PROVIDED INFORMATION:
*** Block opens ***

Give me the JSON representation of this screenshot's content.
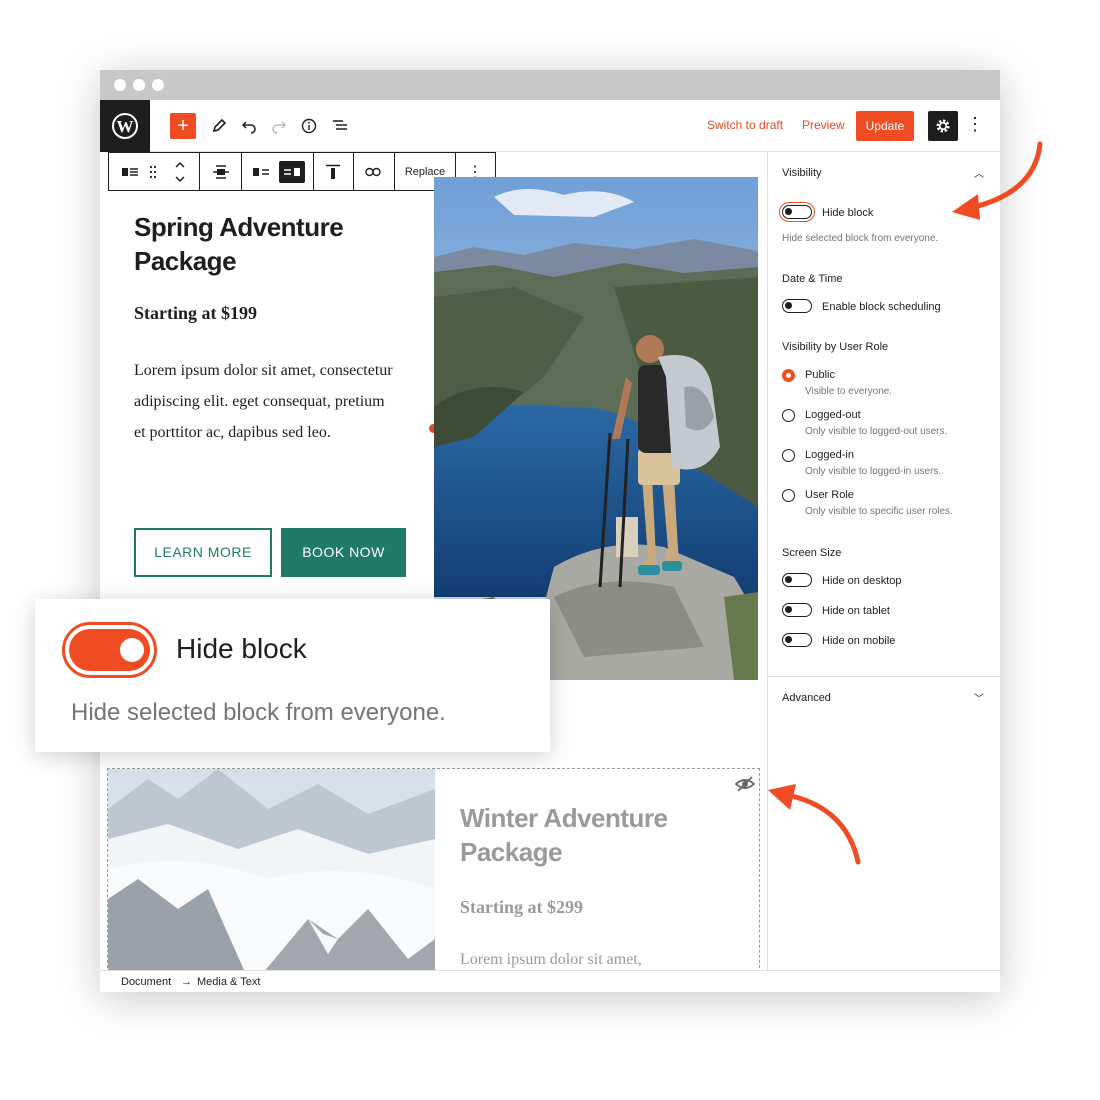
{
  "topbar": {
    "switch_to_draft": "Switch to draft",
    "preview": "Preview",
    "update": "Update",
    "accent": "#f04c23"
  },
  "block_toolbar": {
    "replace": "Replace"
  },
  "content": {
    "title": "Spring Adventure Package",
    "price": "Starting at $199",
    "paragraph": "Lorem ipsum dolor sit amet, consectetur adipiscing elit. eget consequat, pretium et porttitor ac, dapibus sed leo.",
    "learn_more": "LEARN MORE",
    "book_now": "BOOK NOW",
    "button_color": "#1f7a66"
  },
  "hidden_block": {
    "title": "Winter Adventure Package",
    "price": "Starting at $299",
    "paragraph": "Lorem ipsum dolor sit amet,"
  },
  "sidebar": {
    "visibility_heading": "Visibility",
    "hide_block_label": "Hide block",
    "hide_block_help": "Hide selected block from everyone.",
    "date_time_heading": "Date & Time",
    "enable_scheduling_label": "Enable block scheduling",
    "user_role_heading": "Visibility by User Role",
    "roles": [
      {
        "label": "Public",
        "help": "Visible to everyone.",
        "selected": true
      },
      {
        "label": "Logged-out",
        "help": "Only visible to logged-out users.",
        "selected": false
      },
      {
        "label": "Logged-in",
        "help": "Only visible to logged-in users.",
        "selected": false
      },
      {
        "label": "User Role",
        "help": "Only visible to specific user roles.",
        "selected": false
      }
    ],
    "screen_size_heading": "Screen Size",
    "hide_desktop": "Hide on desktop",
    "hide_tablet": "Hide on tablet",
    "hide_mobile": "Hide on mobile",
    "advanced_heading": "Advanced"
  },
  "footer": {
    "crumb_document": "Document",
    "crumb_separator": "→",
    "crumb_block": "Media & Text"
  },
  "callout": {
    "label": "Hide block",
    "help": "Hide selected block from everyone."
  }
}
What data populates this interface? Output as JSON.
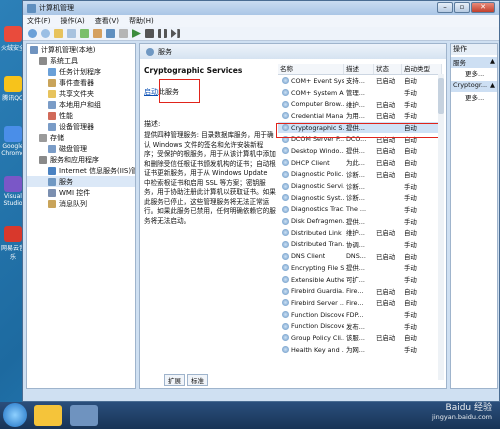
{
  "window": {
    "title": "计算机管理"
  },
  "desktop": {
    "icons": [
      {
        "label": "火绒安全",
        "color": "#e94b3c"
      },
      {
        "label": "腾讯QQ",
        "color": "#f7c31b"
      },
      {
        "label": "Google Chrome",
        "color": "#4a8ee8"
      },
      {
        "label": "Visual Studio",
        "color": "#7a57c7"
      },
      {
        "label": "网易云音乐",
        "color": "#d8382c"
      }
    ]
  },
  "menu": [
    "文件(F)",
    "操作(A)",
    "查看(V)",
    "帮助(H)"
  ],
  "tree": [
    {
      "label": "计算机管理(本地)",
      "indent": 0
    },
    {
      "label": "系统工具",
      "indent": 1
    },
    {
      "label": "任务计划程序",
      "indent": 2
    },
    {
      "label": "事件查看器",
      "indent": 2
    },
    {
      "label": "共享文件夹",
      "indent": 2
    },
    {
      "label": "本地用户和组",
      "indent": 2
    },
    {
      "label": "性能",
      "indent": 2
    },
    {
      "label": "设备管理器",
      "indent": 2
    },
    {
      "label": "存储",
      "indent": 1
    },
    {
      "label": "磁盘管理",
      "indent": 2
    },
    {
      "label": "服务和应用程序",
      "indent": 1
    },
    {
      "label": "Internet 信息服务(IIS)管",
      "indent": 2
    },
    {
      "label": "服务",
      "indent": 2,
      "selected": true
    },
    {
      "label": "WMI 控件",
      "indent": 2
    },
    {
      "label": "消息队列",
      "indent": 2
    }
  ],
  "mid": {
    "header": "服务",
    "service_name": "Cryptographic Services",
    "start_link": "启动",
    "start_suffix": "此服务",
    "desc_label": "描述:",
    "desc_text": "提供四种管理服务: 目录数据库服务，用于确认 Windows 文件的签名和允许安装新程序；受保护的根服务，用于从该计算机中添加和删除受信任根证书颁发机构的证书；自动根证书更新服务，用于从 Windows Update 中检索根证书和启用 SSL 等方案；密钥服务，用于协助注册此计算机以获取证书。如果此服务已停止，这些管理服务将无法正常运行。如果此服务已禁用，任何明确依赖它的服务将无法启动。",
    "columns": [
      "名称",
      "描述",
      "状态",
      "启动类型"
    ],
    "rows": [
      [
        "COM+ Event Sys...",
        "支持...",
        "已启动",
        "自动"
      ],
      [
        "COM+ System A...",
        "管理...",
        "",
        "手动"
      ],
      [
        "Computer Brow...",
        "维护...",
        "已启动",
        "手动"
      ],
      [
        "Credential Mana...",
        "为用...",
        "已启动",
        "手动"
      ],
      [
        "Cryptographic S...",
        "提供...",
        "",
        "自动"
      ],
      [
        "DCOM Server P...",
        "DCO...",
        "已启动",
        "自动"
      ],
      [
        "Desktop Windo...",
        "提供...",
        "已启动",
        "自动"
      ],
      [
        "DHCP Client",
        "为此...",
        "已启动",
        "自动"
      ],
      [
        "Diagnostic Polic...",
        "诊断...",
        "已启动",
        "自动"
      ],
      [
        "Diagnostic Servi...",
        "诊断...",
        "",
        "手动"
      ],
      [
        "Diagnostic Syst...",
        "诊断...",
        "",
        "手动"
      ],
      [
        "Diagnostics Trac...",
        "The ...",
        "",
        "手动"
      ],
      [
        "Disk Defragmen...",
        "提供...",
        "",
        "手动"
      ],
      [
        "Distributed Link ...",
        "维护...",
        "已启动",
        "自动"
      ],
      [
        "Distributed Tran...",
        "协调...",
        "",
        "手动"
      ],
      [
        "DNS Client",
        "DNS...",
        "已启动",
        "自动"
      ],
      [
        "Encrypting File S...",
        "提供...",
        "",
        "手动"
      ],
      [
        "Extensible Authe...",
        "可扩...",
        "",
        "手动"
      ],
      [
        "Firebird Guardia...",
        "Fire...",
        "已启动",
        "自动"
      ],
      [
        "Firebird Server ...",
        "Fire...",
        "已启动",
        "自动"
      ],
      [
        "Function Discove...",
        "FDP...",
        "",
        "手动"
      ],
      [
        "Function Discove...",
        "发布...",
        "",
        "手动"
      ],
      [
        "Group Policy Cli...",
        "该服...",
        "已启动",
        "自动"
      ],
      [
        "Health Key and ...",
        "为网...",
        "",
        "手动"
      ]
    ],
    "tabs": [
      "扩展",
      "标准"
    ]
  },
  "actions": {
    "header": "操作",
    "sections": [
      {
        "title": "服务",
        "more": "更多..."
      },
      {
        "title": "Cryptogr...",
        "more": "更多..."
      }
    ]
  },
  "watermark": {
    "brand": "Baidu 经验",
    "url": "jingyan.baidu.com"
  }
}
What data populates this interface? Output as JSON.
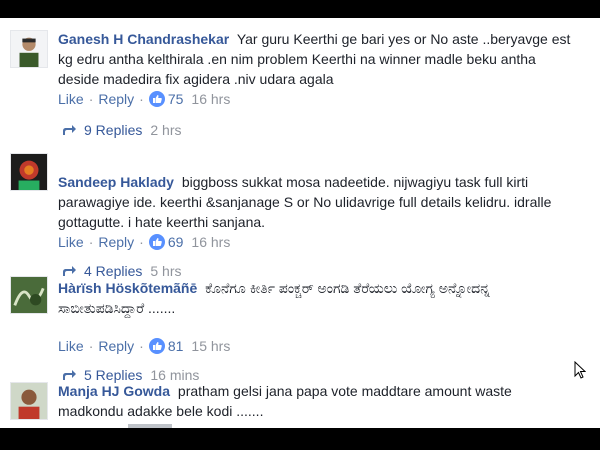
{
  "comments": [
    {
      "author": "Ganesh H Chandrashekar",
      "text": "Yar guru Keerthi ge bari yes or No aste ..beryavge est kg edru antha kelthirala .en nim problem Keerthi na winner madle beku antha deside madedira fix agidera .niv udara agala",
      "like_label": "Like",
      "reply_label": "Reply",
      "likes": "75",
      "time": "16 hrs",
      "replies_label": "9 Replies",
      "replies_time": "2 hrs"
    },
    {
      "author": "Sandeep Haklady",
      "text": "biggboss sukkat mosa nadeetide. nijwagiyu task full kirti parawagiye ide. keerthi &sanjanage S or No ulidavrige full details kelidru. idralle gottagutte. i hate keerthi sanjana.",
      "like_label": "Like",
      "reply_label": "Reply",
      "likes": "69",
      "time": "16 hrs",
      "replies_label": "4 Replies",
      "replies_time": "5 hrs"
    },
    {
      "author": "Hàrïsh Höskõtemãñē",
      "text": "ಕೊನೆಗೂ ಕೀರ್ತಿ ಪಂಕ್ಚರ್ ಅಂಗಡಿ ತೆರೆಯಲು ಯೋಗ್ಯ ಅನ್ನೋದನ್ನ ಸಾಬೀತುಪಡಿಸಿದ್ದಾರೆ .......",
      "like_label": "Like",
      "reply_label": "Reply",
      "likes": "81",
      "time": "15 hrs",
      "replies_label": "5 Replies",
      "replies_time": "16 mins"
    },
    {
      "author": "Manja HJ Gowda",
      "text": "pratham gelsi jana papa vote maddtare amount waste madkondu adakke bele kodi ......."
    }
  ],
  "colors": {
    "author": "#365899",
    "link": "#4b6fa8",
    "muted": "#90949c",
    "like_badge": "#5890ff"
  }
}
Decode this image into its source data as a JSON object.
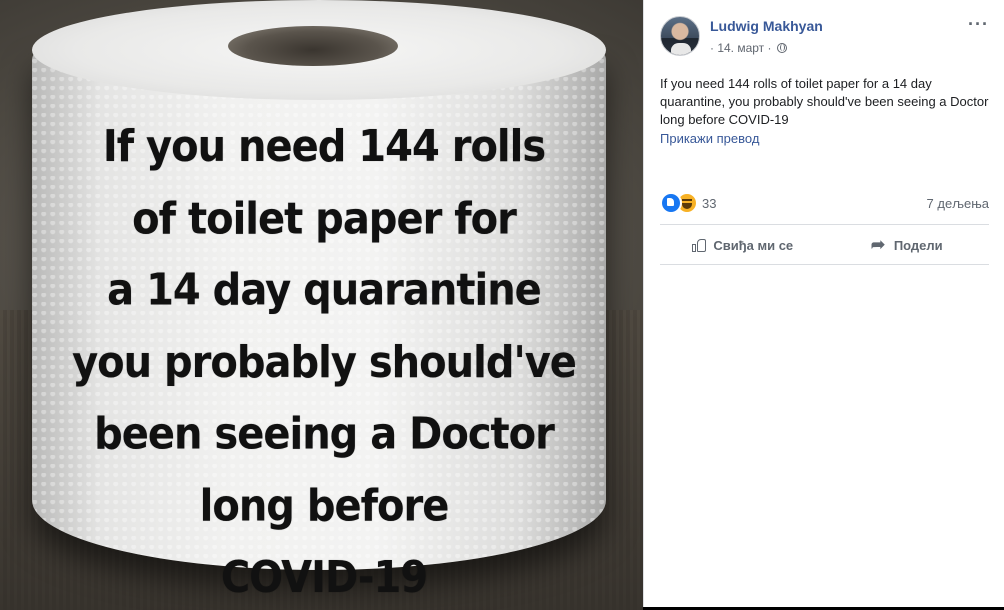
{
  "photo": {
    "lines": [
      "If you need 144 rolls",
      "of toilet paper for",
      "a 14 day quarantine",
      "you probably should've",
      "been seeing a Doctor",
      "long before",
      "COVID-19"
    ]
  },
  "post": {
    "author": "Ludwig Makhyan",
    "date": "· 14. март ·",
    "more_icon": "···",
    "text": "If you need 144 rolls of toilet paper for a 14 day quarantine, you probably should've been seeing a Doctor long before COVID-19",
    "translate_link": "Прикажи превод",
    "reaction_count": "33",
    "shares": "7 дељења",
    "like_label": "Свиђа ми се",
    "share_label": "Подели"
  },
  "colors": {
    "link": "#385898",
    "muted": "#606770",
    "like_blue": "#1877f2",
    "haha_yellow": "#f7b125"
  }
}
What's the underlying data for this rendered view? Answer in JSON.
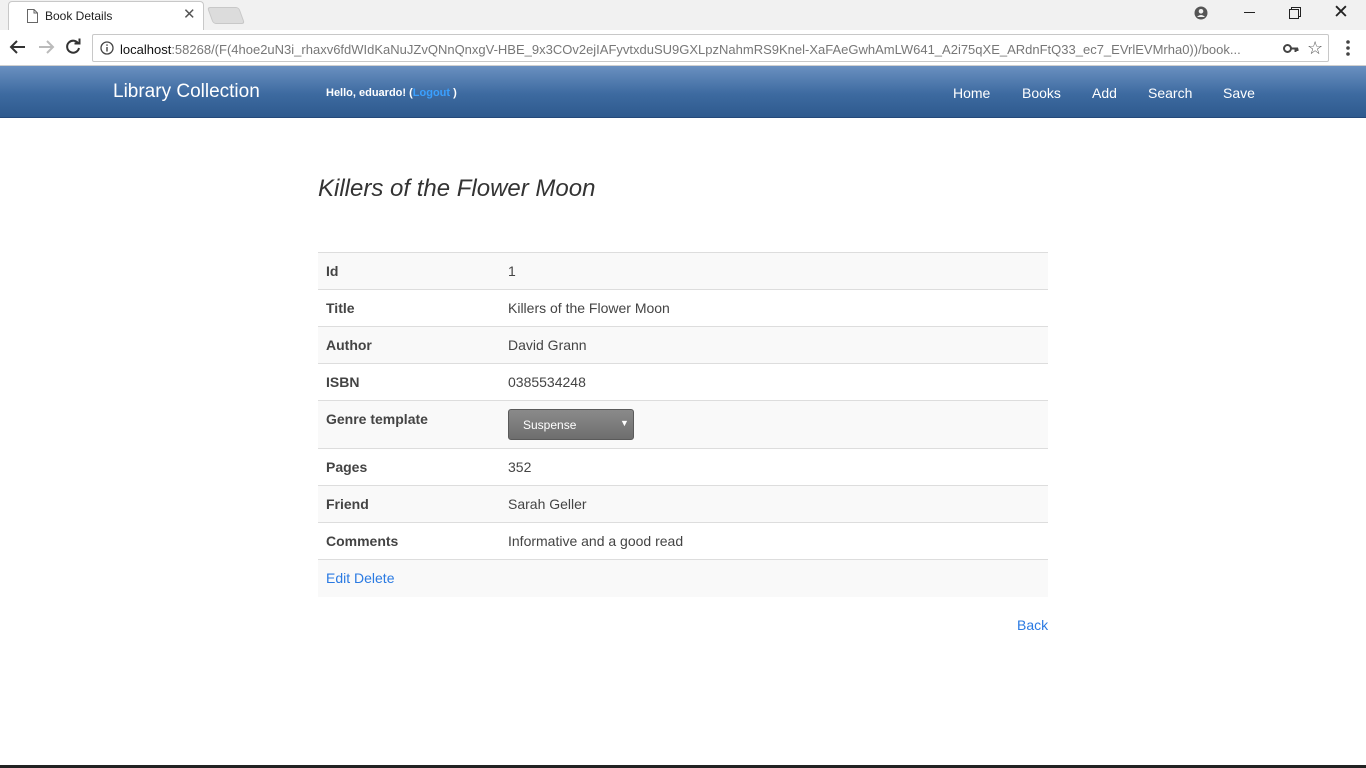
{
  "browser": {
    "tab_title": "Book Details",
    "url_host": "localhost",
    "url_rest": ":58268/(F(4hoe2uN3i_rhaxv6fdWIdKaNuJZvQNnQnxgV-HBE_9x3COv2ejIAFyvtxduSU9GXLpzNahmRS9Knel-XaFAeGwhAmLW641_A2i75qXE_ARdnFtQ33_ec7_EVrlEVMrha0))/book..."
  },
  "navbar": {
    "brand": "Library Collection",
    "hello_text": "Hello, eduardo! (",
    "logout_label": "Logout",
    "hello_close": " )",
    "links": [
      "Home",
      "Books",
      "Add",
      "Search",
      "Save"
    ]
  },
  "page": {
    "title": "Killers of the Flower Moon",
    "back_label": "Back"
  },
  "details": {
    "id_label": "Id",
    "id_value": "1",
    "title_label": "Title",
    "title_value": "Killers of the Flower Moon",
    "author_label": "Author",
    "author_value": "David Grann",
    "isbn_label": "ISBN",
    "isbn_value": "0385534248",
    "genre_label": "Genre template",
    "genre_value": "Suspense",
    "pages_label": "Pages",
    "pages_value": "352",
    "friend_label": "Friend",
    "friend_value": "Sarah Geller",
    "comments_label": "Comments",
    "comments_value": "Informative and a good read",
    "edit_label": "Edit",
    "delete_label": "Delete"
  }
}
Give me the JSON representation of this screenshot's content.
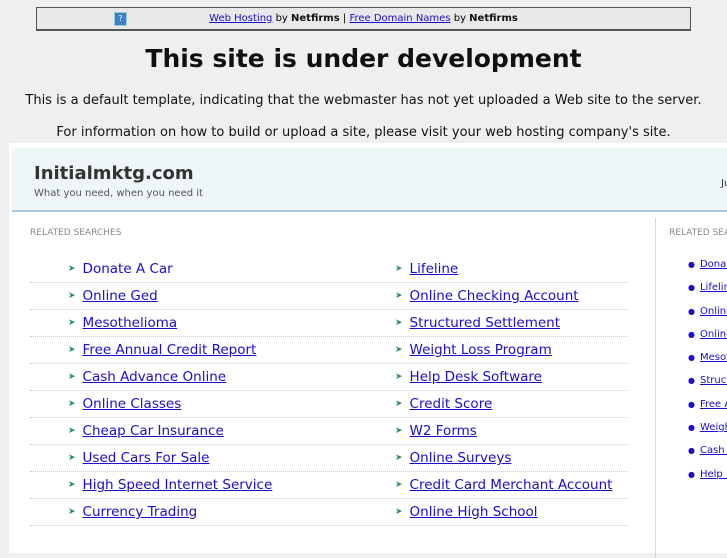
{
  "topbar": {
    "link1": "Web Hosting",
    "by1": "by",
    "brand1": "Netfirms",
    "sep": "|",
    "link2": "Free Domain Names",
    "by2": "by",
    "brand2": "Netfirms",
    "icon": "?"
  },
  "title": "This site is under development",
  "msg1": "This is a default template, indicating that the webmaster has not yet uploaded a Web site to the server.",
  "msg2": "For information on how to build or upload a site, please visit your web hosting company's site.",
  "site": {
    "name": "Initialmktg.com",
    "tagline": "What you need, when you need it",
    "right_text": "Ju"
  },
  "related_label": "RELATED SEARCHES",
  "side_label": "RELATED SEARCHES",
  "links": [
    [
      "Donate A Car",
      "Lifeline"
    ],
    [
      "Online Ged",
      "Online Checking Account"
    ],
    [
      "Mesothelioma",
      "Structured Settlement"
    ],
    [
      "Free Annual Credit Report",
      "Weight Loss Program"
    ],
    [
      "Cash Advance Online",
      "Help Desk Software"
    ],
    [
      "Online Classes",
      "Credit Score"
    ],
    [
      "Cheap Car Insurance",
      "W2 Forms"
    ],
    [
      "Used Cars For Sale",
      "Online Surveys"
    ],
    [
      "High Speed Internet Service",
      "Credit Card Merchant Account"
    ],
    [
      "Currency Trading",
      "Online High School"
    ]
  ],
  "side_links": [
    "Donate A Car",
    "Lifeline",
    "Online Ged",
    "Online Checking Account",
    "Mesothelioma",
    "Structured Settlement",
    "Free Annual Credit Report",
    "Weight Loss Program",
    "Cash Advance Online",
    "Help Desk Software"
  ]
}
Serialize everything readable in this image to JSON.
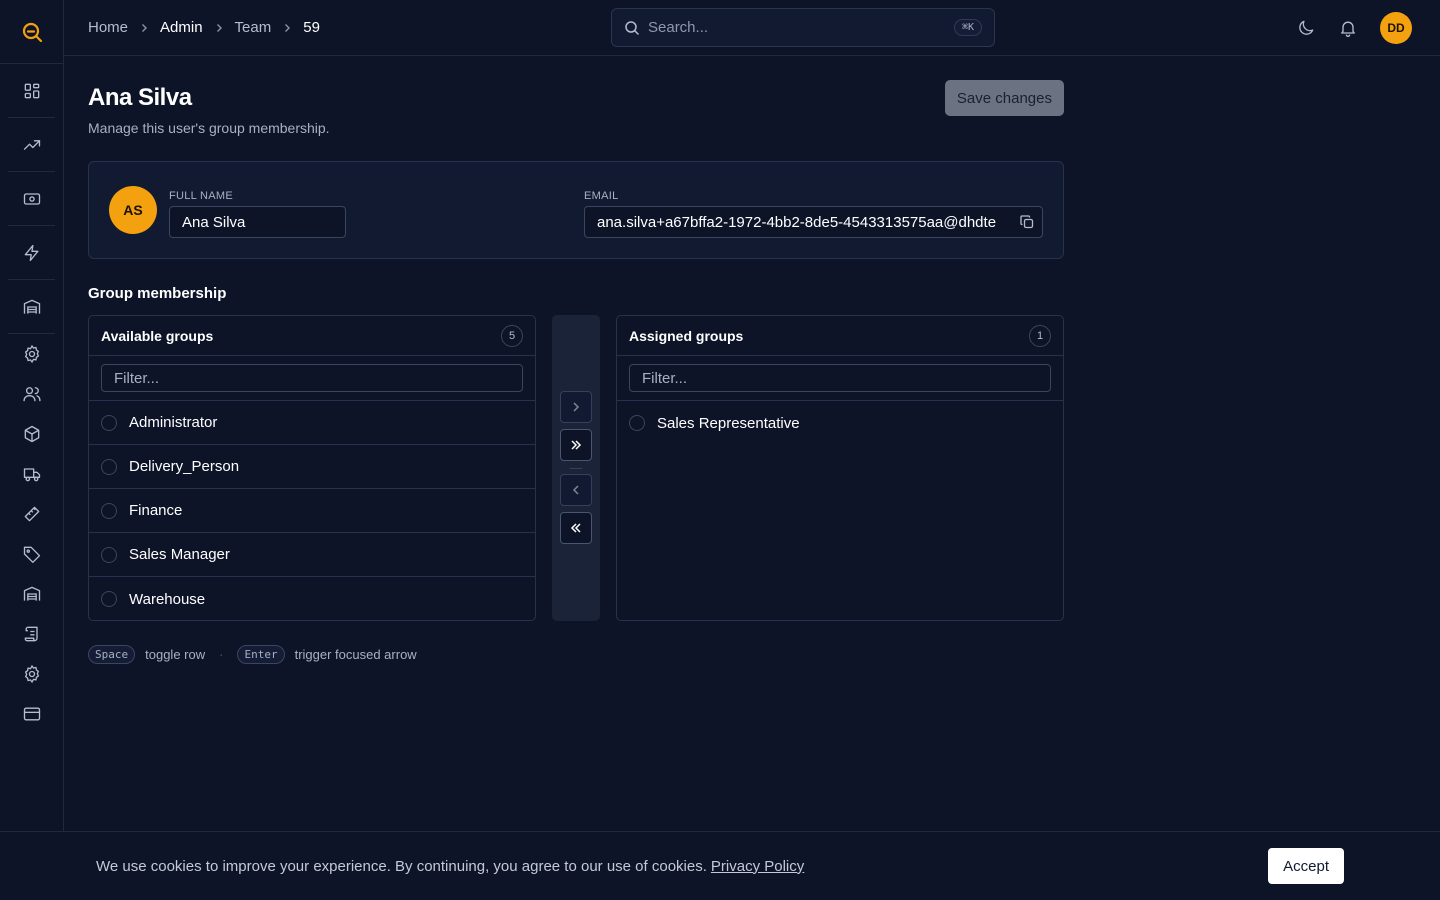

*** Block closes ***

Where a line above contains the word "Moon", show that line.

    "title": "Killers of the Flower Moon",
    "title_value": "Killers of the Flower Moon",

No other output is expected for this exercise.